US8043173Jan 26, 2010Oct 25, 2011Nasrin MenalaghaSports training system
US8308665Nov 13, 2012Trustees Of Boston UniversityMethod and apparatus for improving human balance and gait and preventing foot injury
US8650777 *Jun 8, 2011Feb 18, 2014Cheng-Chung HsuIlluminant shoe
US8795210 *Jul 10, 2007Aug 5, 2014American Medical Innovations, L.L.C.System and method for a low profile vibrating plate
US9314064Dec 12, 2014Apr 19, 2016Schawbel Technologies LlcHeated insole with removable heating assembly
US20040173220 *Mar 8, 2004Sep 9, 2004Harry Jason D.Method and apparatus for improving human balance and gait and preventing foot injury

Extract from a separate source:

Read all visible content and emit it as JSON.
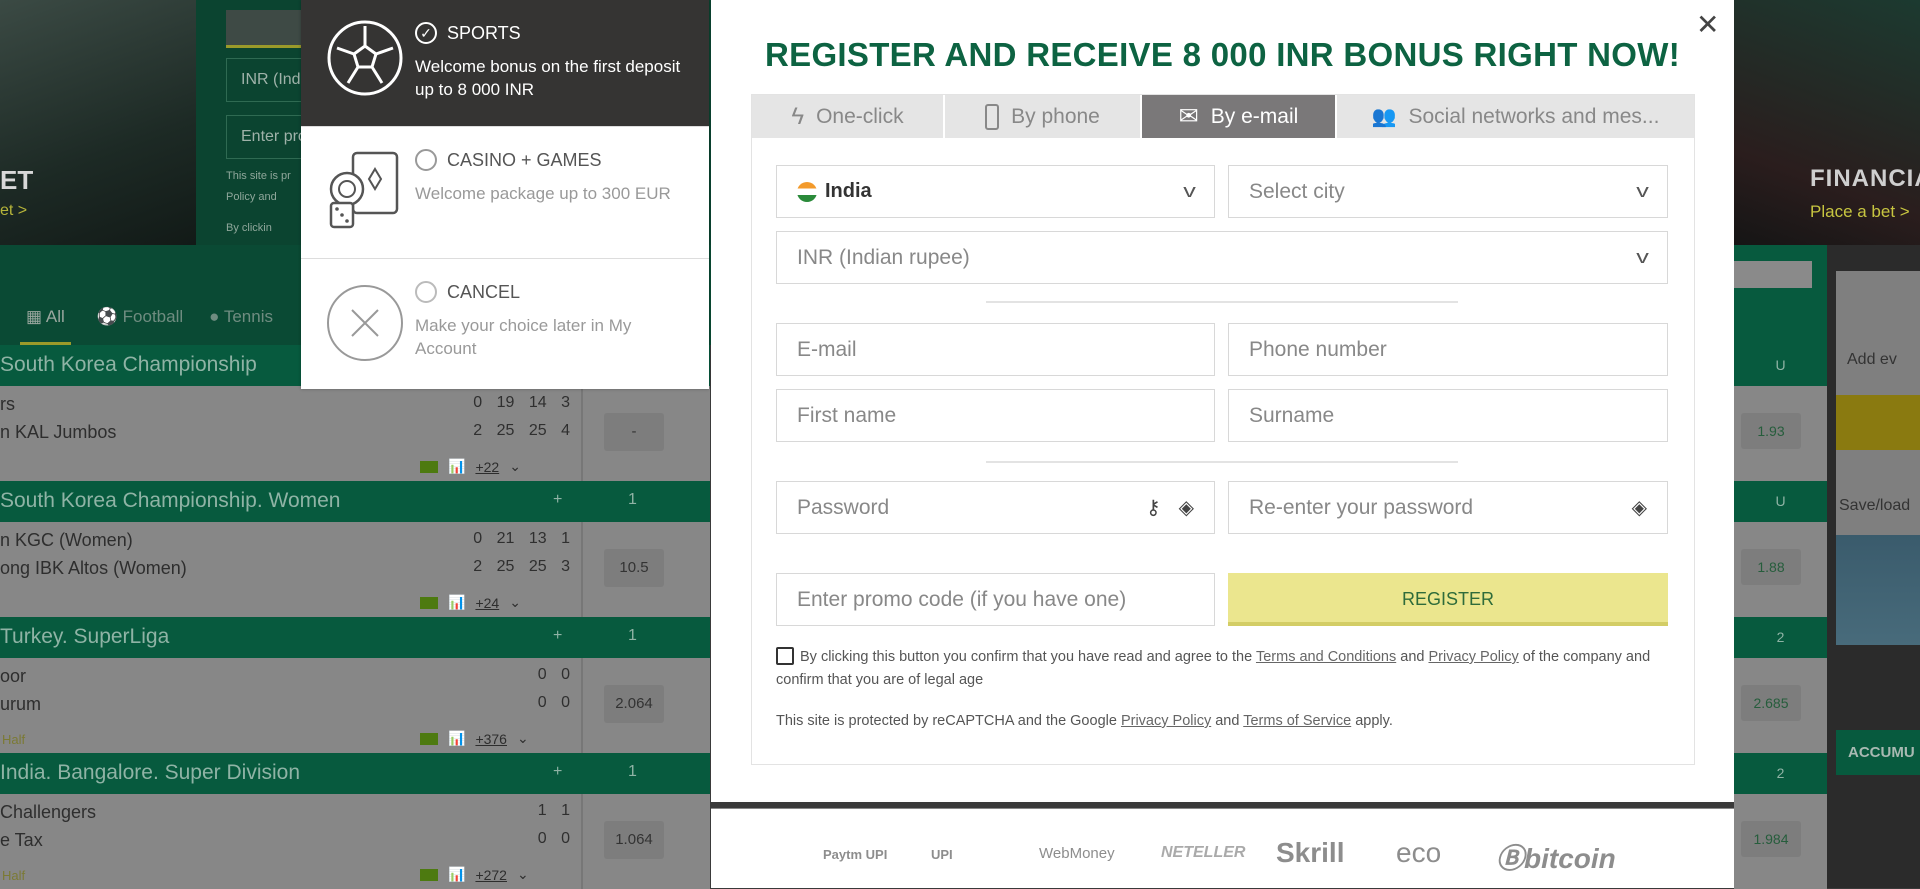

US20070039211 *Aug 17, 2005Feb 22, 2007Thomas PichlerOrthotic insert having recess for therapeutic patch
US20080005936 *Jul 10, 2006Jan 10, 2008Hsao Hsing ChiuShoe with massaging and warming arrangements
US20110047828 *Sep 2, 2010Mar 3, 2011Gary Stephen ShusterRemotely controlled footwear disruptor

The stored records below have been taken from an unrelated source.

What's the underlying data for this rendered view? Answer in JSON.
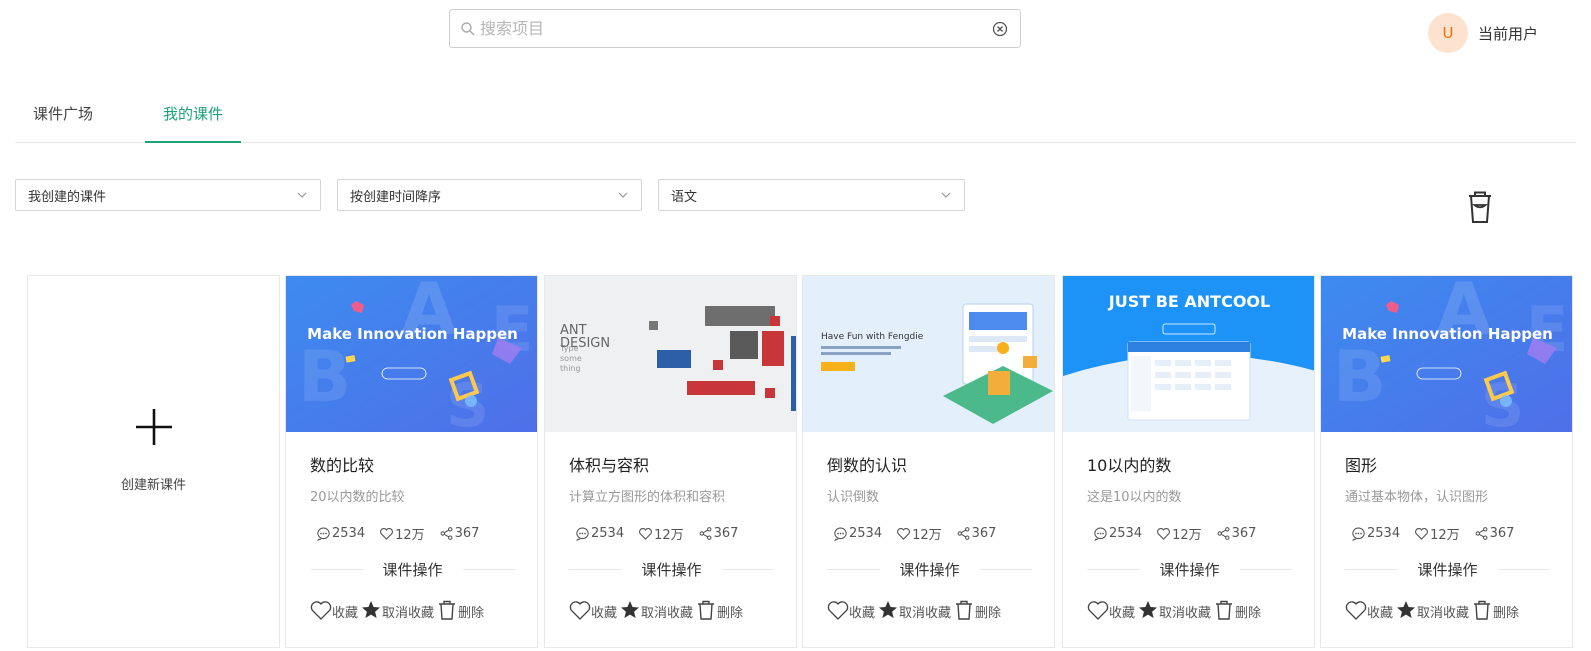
{
  "search": {
    "placeholder": "搜索项目"
  },
  "user": {
    "avatar_letter": "U",
    "name": "当前用户"
  },
  "tabs": [
    {
      "label": "课件广场",
      "active": false
    },
    {
      "label": "我的课件",
      "active": true
    }
  ],
  "filters": [
    {
      "value": "我创建的课件"
    },
    {
      "value": "按创建时间降序"
    },
    {
      "value": "语文"
    }
  ],
  "create_label": "创建新课件",
  "ops_title": "课件操作",
  "actions": {
    "favorite": "收藏",
    "unfavorite": "取消收藏",
    "delete": "删除"
  },
  "accent_color": "#1ea27a",
  "cards": [
    {
      "title": "数的比较",
      "desc": "20以内数的比较",
      "comments": "2534",
      "likes": "12万",
      "shares": "367",
      "cover": {
        "type": "innovation",
        "headline": "Make Innovation Happen"
      }
    },
    {
      "title": "体积与容积",
      "desc": "计算立方图形的体积和容积",
      "comments": "2534",
      "likes": "12万",
      "shares": "367",
      "cover": {
        "type": "antdesign",
        "headline": "ANT DESIGN"
      }
    },
    {
      "title": "倒数的认识",
      "desc": "认识倒数",
      "comments": "2534",
      "likes": "12万",
      "shares": "367",
      "cover": {
        "type": "fengdie",
        "headline": "Have Fun with Fengdie"
      }
    },
    {
      "title": "10以内的数",
      "desc": "这是10以内的数",
      "comments": "2534",
      "likes": "12万",
      "shares": "367",
      "cover": {
        "type": "antcool",
        "headline": "JUST BE ANTCOOL"
      }
    },
    {
      "title": "图形",
      "desc": "通过基本物体，认识图形",
      "comments": "2534",
      "likes": "12万",
      "shares": "367",
      "cover": {
        "type": "innovation",
        "headline": "Make Innovation Happen"
      }
    }
  ]
}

US20110183783 *Jan 26, 2010Jul 28, 2011Rahim Mir SSports Training System
US20110232134 *Sep 29, 2011Boehringer Laboratories LlcAsynchronously vibrating device for use with footwear and methods of use
US20120192462 *Aug 2, 2012Cheng-Chung HsuIlluminant shoe
US20120222333 *Mar 4, 2011Sep 6, 2012Paradocs, LlcVibrating orthotic shoe insert and method of manufacturing the same
US20150150332 *Apr 9, 2014Jun 4, 2015Schawbel Technologies LlcBattery for use with a heated insole
US20150265496 *Jun 9, 2015Sep 24, 2015Paradocs, LlcVibrating orthotic shoe insert and method of manufacturing the same
U.S. Classification36/136, 601/46
International ClassificationA43B7/00, A43B23/00, A43B13/00
Cooperative ClassificationA43B13/00, A43B7/00, A43B3/0005, A43B7/146
European ClassificationA43B7/14A30A, A43B3/00E, A43B13/00, A43B7/00
Legal Events
Aug 2, 2010REMIMaintenance fee reminder mailed
Dec 26, 2010LAPSLapse for failure to pay maintenance fees